Beware of a British Airways scam doing the rounds

As the weather gets colder and the nights get longer, the idea of a New Year holiday in the sun becomes more and more appealing. But if the idea of a free holiday sounds appealing, please be aware that any invitations to a British Airways giveaway that are currently doing the rounds are not legitimate. The ‘British Airways Black Friday giveaway’, which Islanders have been sharing on social media and in local WhatsApp groups, is in fact a scam. British Airways have commented: “We are aware of a fraudulent promotion that is being shared via WhatsApp and social media, which has been reported. This message is not from British Airways and we advise anyone who receives it not to click any links and to report it as spam or delete it.” The Online Threat Alerts website reports that the ‘British Airways Black Friday giveaway’ promotion in fact contains a link that goes to a phishing website called They explain: “The website uses the ".su" top-level domain, which was designated for the Soviet Union (USSR). “The website will attempt to trick visitors into completing surveys that steals personal information and may go to other phishing websites thats steals financial information.
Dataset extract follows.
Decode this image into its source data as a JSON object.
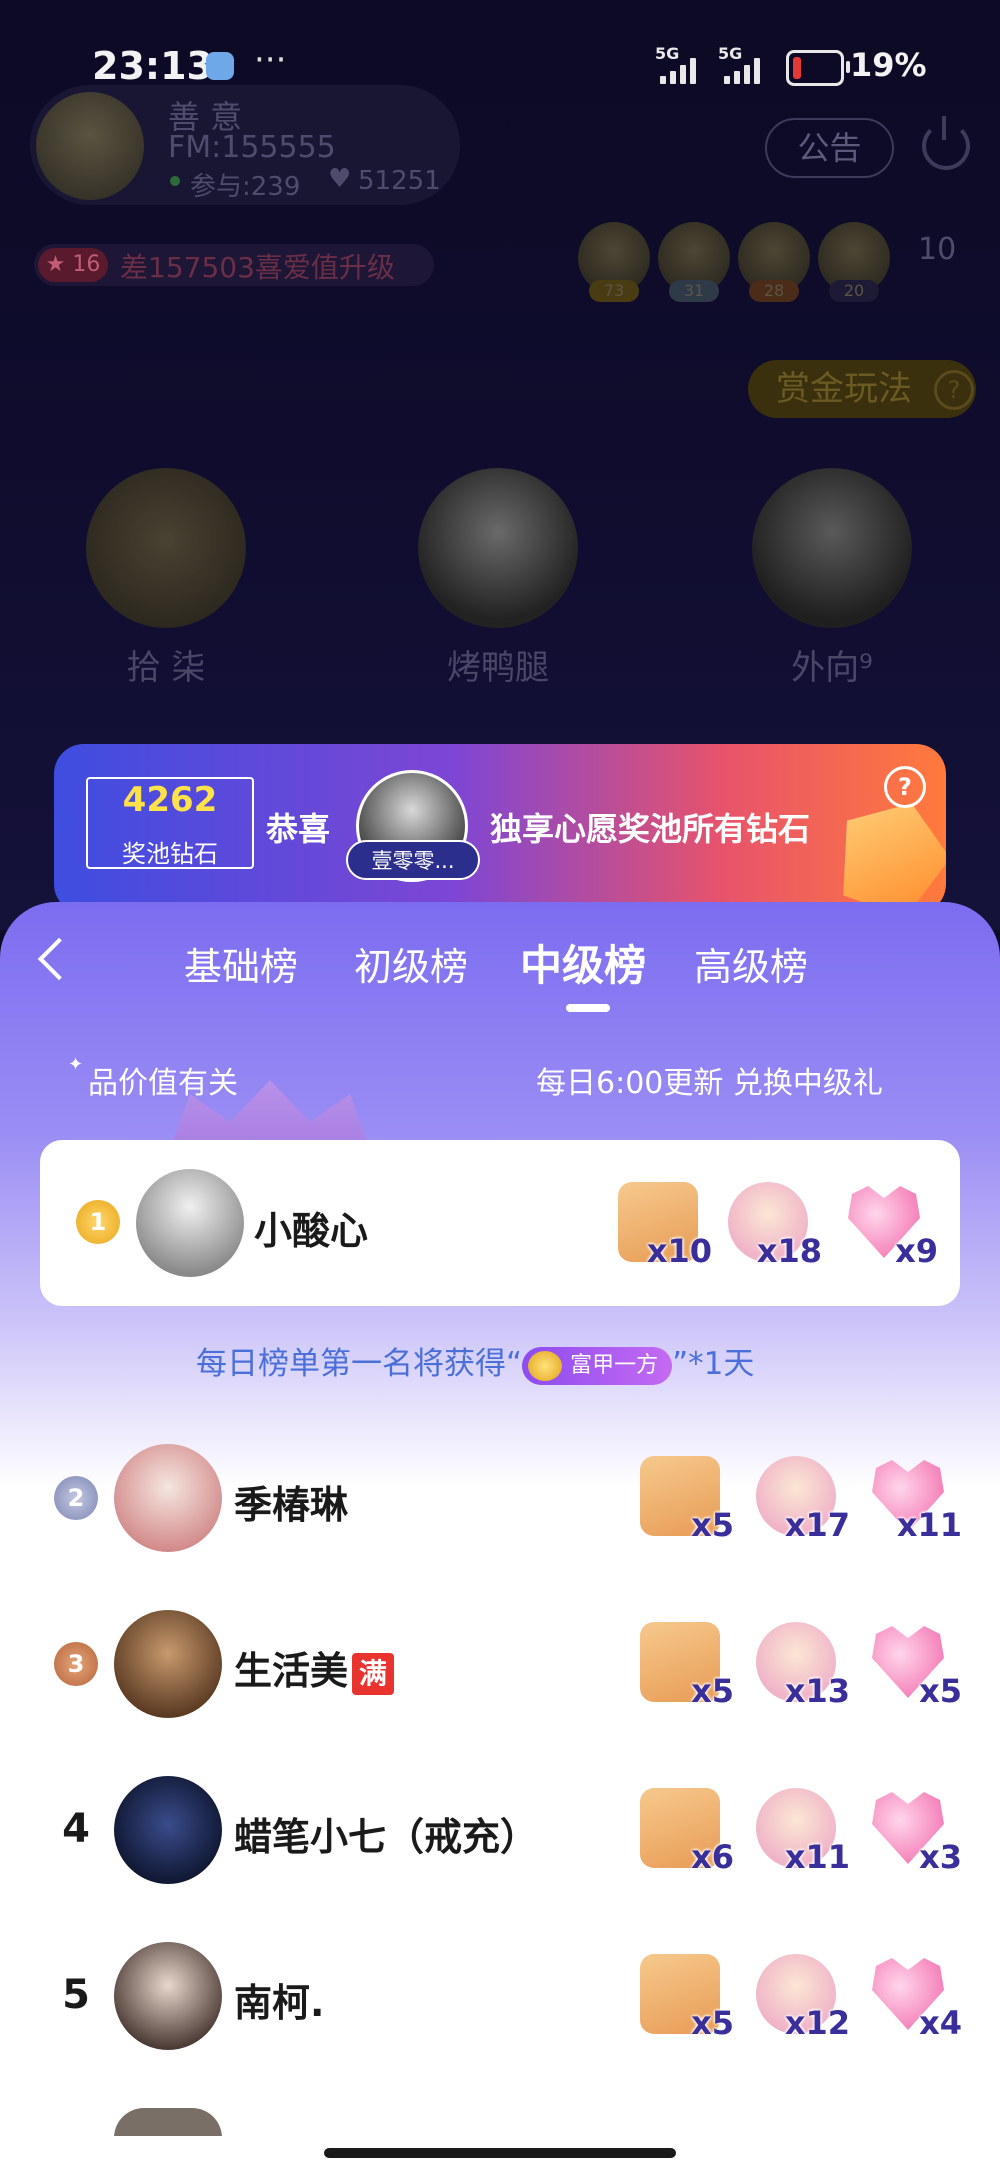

Therefore, if you were tricked into disclosing your financial information by the British Airways scam, please contact your bank for help.”